Primrose Rogers at about 4
I've been thinking a lot about family names. Not the last names so much, but the first names.
You see, my mother's name was Primrose Rogers and her mother was Primrose Victoria Tapply.
My joke has always been "there but for the grace of God".......My mother spent a lot of years
hating and resenting her name, but in the last years of her life she embraced it. I was surprised a bit because I had heard so many complaints over the years.

There is a naming tradition in our family that has come down several generations: my great great
grandfather was Winslow Brainard Rogers. Nowadays naming in honor of someone is considered a curse in some circles, but I think it's very nice. Thus we have:
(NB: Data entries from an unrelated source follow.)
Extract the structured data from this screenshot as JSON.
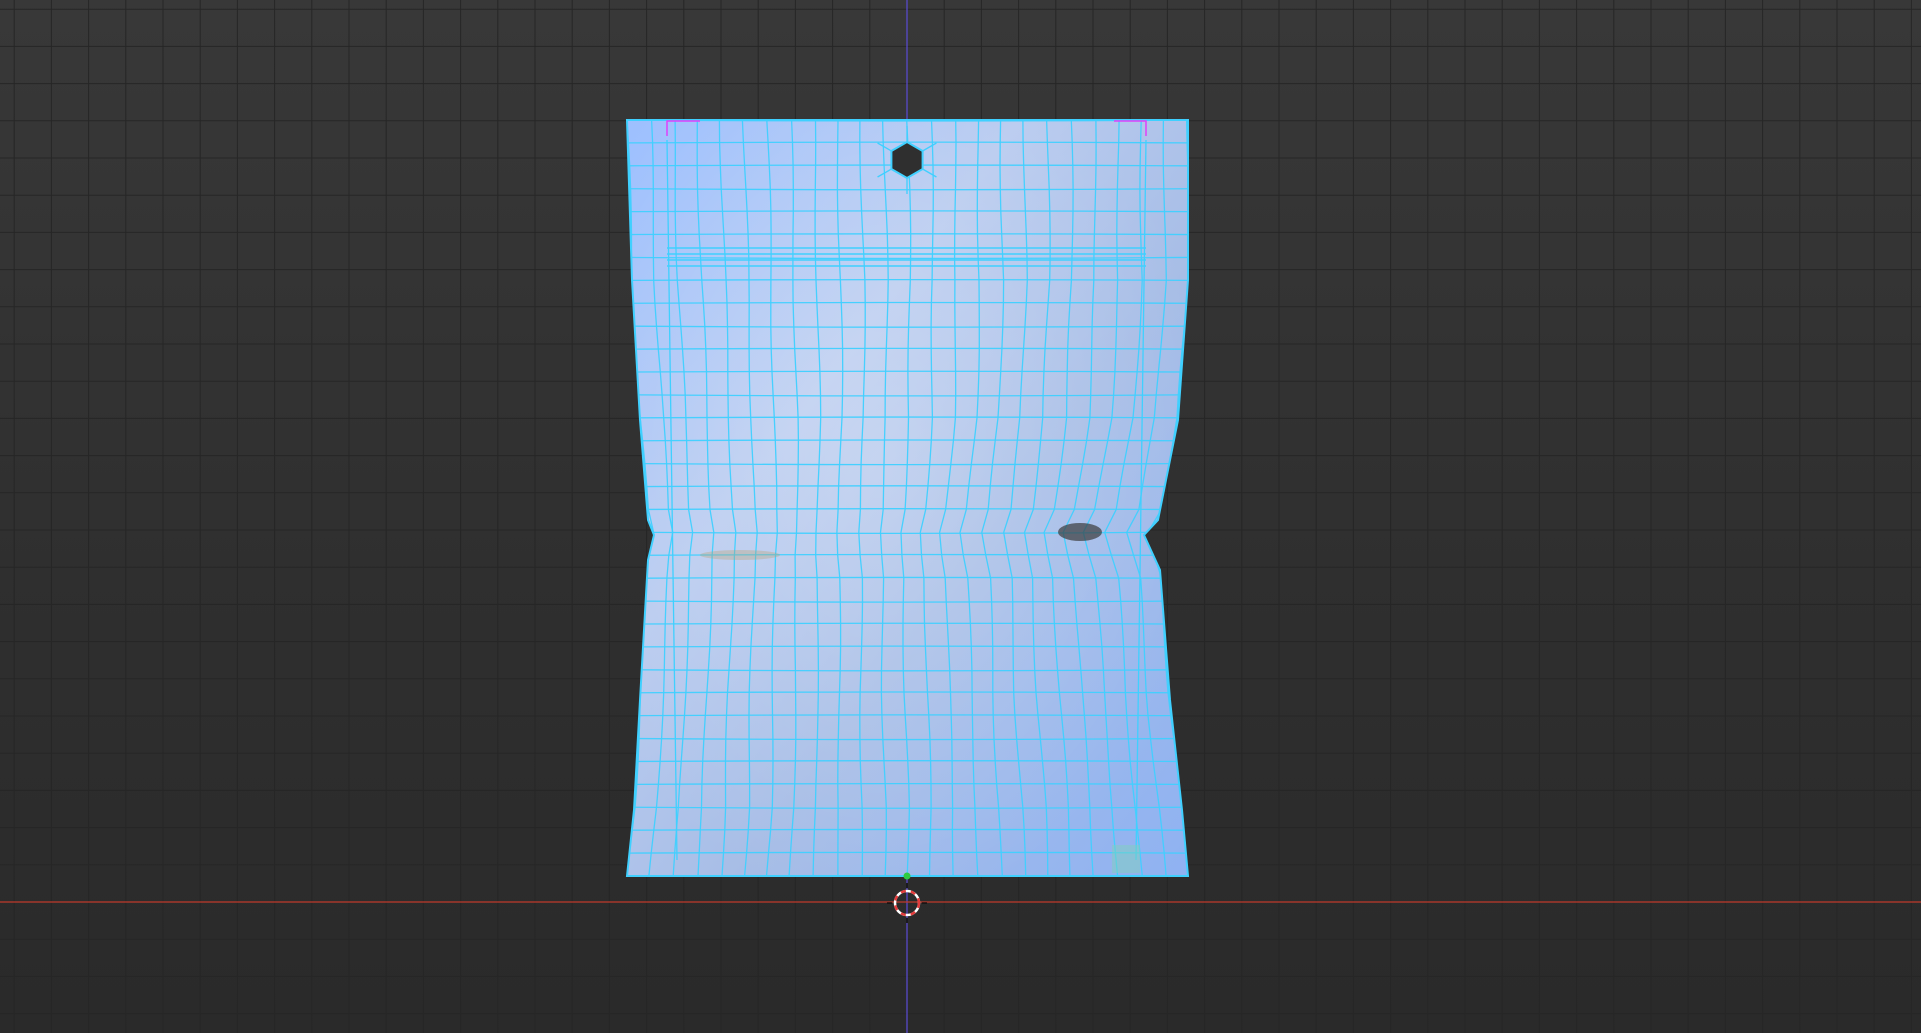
{
  "viewport": {
    "view": "front-orthographic",
    "background_color": "#333333",
    "grid_line_color": "#262626",
    "x_axis_color": "#c0392b",
    "z_axis_color": "#5b4bd6"
  },
  "object": {
    "name_icon": "pouch-mesh",
    "selected": true,
    "shading": "solid-with-wireframe-overlay",
    "face_color": "#8fb2f2",
    "wire_color": "#3fd0ff",
    "hang_hole_icon": "hexagon-hole"
  },
  "markers": {
    "origin_color": "#2ecc40",
    "cursor_3d_icon": "crosshair-3d-cursor",
    "cursor_ring_colors": [
      "#e33b3b",
      "#ffffff"
    ]
  }
}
Now no one could tell me where the names Winslow or Brainard came from. I have found no evidence of anyone further back in the tree with that name, but Winslow Brainard died in the American Civil War and now we have several generations in memory of him and his family.

There are a lot of "names in honor of" in my tree, but those aren't the names that fascinate me. My grandmother's family was late Victorian/early Edwardian so Primrose and her sisters Mabel, Ethyl and Beatrice make perfect sense and yet they sound so strange to modern ears. I once heard this type of name referred to as "heavily embroidered" and I would say that is accurate. I've written about the mystery of Cassandria Hooper Harrington, another interesting name. But I have Sophronia Richardson Smith on the other side of the tree. You may not realize it, but if you read The Five Little Peppers  you've heard this name. Remember Phronsie? And one of Sophronia's  brothers-in-law was Greenleaf Smith. Wow! That's an interesting choice. The mid-nineteenth century is full of Abigails and Lavinias and Letitias and Claras. Names went in and out of style then, just as they do now.

Sadly the Irish side sounds very Catholic and pretty traditional...at least what I've found so far. I would love to turn up a good Sinead or Fintan, but that seems unlikely.

Of course the Colonial ancestors turned up some of the names one might expect...poor Thankful Ham.  I also found another interesting naming tradition which you can read about here. One of my ancestors was named Benoni Eaton Knapp. This intrigued me. I found out that the name Benoni was given to babies born "under unfortunate circumstances" such as the death of the mother, the father predeceasing the child, or an illegitimate child. The name literally means "Alas, my poor son". Kind of a sad thing to visit on a child and so far I have not discovered how this poor man was "unfortunate".

I think names are an important consideration when doing genealogy. They can give you important clues about family relationships. What stories are waiting to be told?